Well, it’s all over. Grandma was cremated this afternoon. Today was really, really hard and it has now hit me that I will never see her again. Walking into the funeral home for her final service, and seeing the coffin, was just a little too much, and the last 2 months hit me like a ton of bricks. I wasn’t able to read out the eulogy, but here it is.
Grandma was born in 1931, in Catholic Ireland, to a single mother. She had 2 older brothers and a little sister, Josephine, who died when Grandma was 7. Her mother died around the same time, and grandma grew up in a convent. She never really spoke much about her childhood, and the memories she did share with me were always positive. They almost always involved her getting in trouble for being cheeky, or being chased by a nun.
Grandma never really dwelled on the loss of her mother. Her father was not interested either, and, knowing her like I do, even though she never really said much, I could tell it affected her view of the world.
To come up here and say she was a saint wouldn’t only be a lie, it would be an insult to her legacy. Because Grandma was a survivor. She didn’t always get it right and quite often got the wrong end of the stick, but her heart was good.
All she ever wanted was respect. Respect from the people who brought her into this world, respect from the family she worked so hard to maintain. She needed to know that nothing she did, all the hard work, all the late hours, all the cooked meals, all the cups of tea, and all the arguments were not in vain.
Although Grandma would not self-identify as a feminist, and in fact would go so far as to strongly deny it — there are so many ways that her influence alone informs how I see the world. Forced to go it alone, and never dependent on a man or any other person, we had a kinship and an understanding that, sometimes, we are forced to make our own luck. She never, ever let her beginnings or her disappointments affect her life, and even though the end of her life is a quiet one… That’s all she ever wanted. To be cared for, to be allowed to be vulnerable and yet still retain her dignity.

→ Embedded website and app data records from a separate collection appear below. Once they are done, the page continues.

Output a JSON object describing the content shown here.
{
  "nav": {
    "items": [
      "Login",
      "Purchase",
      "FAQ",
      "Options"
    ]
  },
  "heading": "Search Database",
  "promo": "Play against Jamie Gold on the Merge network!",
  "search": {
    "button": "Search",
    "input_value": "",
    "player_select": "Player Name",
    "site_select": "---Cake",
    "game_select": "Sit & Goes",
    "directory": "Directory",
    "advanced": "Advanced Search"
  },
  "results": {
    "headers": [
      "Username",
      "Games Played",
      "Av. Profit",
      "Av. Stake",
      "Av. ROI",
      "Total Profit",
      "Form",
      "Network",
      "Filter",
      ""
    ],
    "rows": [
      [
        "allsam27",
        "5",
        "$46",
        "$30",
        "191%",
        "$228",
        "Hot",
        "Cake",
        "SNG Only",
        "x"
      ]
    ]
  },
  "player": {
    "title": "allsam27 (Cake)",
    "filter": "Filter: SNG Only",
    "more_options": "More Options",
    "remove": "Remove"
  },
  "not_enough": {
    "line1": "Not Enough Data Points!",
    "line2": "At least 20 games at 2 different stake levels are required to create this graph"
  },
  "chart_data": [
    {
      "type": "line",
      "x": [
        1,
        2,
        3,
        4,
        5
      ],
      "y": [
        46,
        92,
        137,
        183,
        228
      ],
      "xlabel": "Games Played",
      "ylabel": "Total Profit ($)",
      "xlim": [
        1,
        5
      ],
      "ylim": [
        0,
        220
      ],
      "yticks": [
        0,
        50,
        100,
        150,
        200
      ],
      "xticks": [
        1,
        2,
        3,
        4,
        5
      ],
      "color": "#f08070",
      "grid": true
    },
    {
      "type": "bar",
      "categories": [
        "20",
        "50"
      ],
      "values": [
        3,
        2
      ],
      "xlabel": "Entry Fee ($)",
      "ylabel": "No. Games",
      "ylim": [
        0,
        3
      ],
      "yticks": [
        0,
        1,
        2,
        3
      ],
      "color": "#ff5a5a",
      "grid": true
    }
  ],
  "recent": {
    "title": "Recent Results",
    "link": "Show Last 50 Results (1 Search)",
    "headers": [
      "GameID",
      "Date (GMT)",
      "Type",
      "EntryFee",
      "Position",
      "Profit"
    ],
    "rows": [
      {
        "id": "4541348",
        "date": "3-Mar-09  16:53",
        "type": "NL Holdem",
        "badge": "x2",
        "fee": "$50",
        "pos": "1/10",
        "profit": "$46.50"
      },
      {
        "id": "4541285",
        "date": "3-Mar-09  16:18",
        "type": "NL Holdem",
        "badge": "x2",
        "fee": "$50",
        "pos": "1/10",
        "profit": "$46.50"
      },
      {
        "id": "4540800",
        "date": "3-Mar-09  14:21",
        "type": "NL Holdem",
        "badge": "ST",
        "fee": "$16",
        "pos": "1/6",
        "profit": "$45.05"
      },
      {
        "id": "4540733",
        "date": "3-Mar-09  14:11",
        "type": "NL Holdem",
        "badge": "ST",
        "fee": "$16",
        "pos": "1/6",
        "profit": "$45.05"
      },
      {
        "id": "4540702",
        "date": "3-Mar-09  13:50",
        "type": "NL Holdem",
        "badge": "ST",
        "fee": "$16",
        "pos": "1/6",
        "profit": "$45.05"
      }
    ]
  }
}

Which of course is ironic, because whenever I needed rescuing — there she was. She cleaned hotel rooms to help my dad keep me in school uniforms. She cooked me meals, she helped me to get my first flat. She wasn’t always the softest place to land, but given the circumstances, I understand why now. It was about keeping it together, and I often wonder what was going on in her head… And how she was when we weren’t around to see.
Because, with the suddenness of the cancer that killed her, I saw a different side to her. She didn’t fight it, and part of me thinks she knew for some time. But I knew her, and I like to think that I knew her better than anyone else and that she shared a special, softer side with me.
She was and always will be the main female influence in my life. I hope that the fighting spirit, the work ethic, and the strong sense of what is right, on some level, lives on in us all. And although this gathering is humble, she can rest knowing that she lives on, having lived a life with courage, conviction and dignity.
On a personal level, I hope that the last 2 months of her life spent with me and Jason, needing a lot of help, were as easy as they could have been. We’ll never stop missing her and I hope she’s proud of us.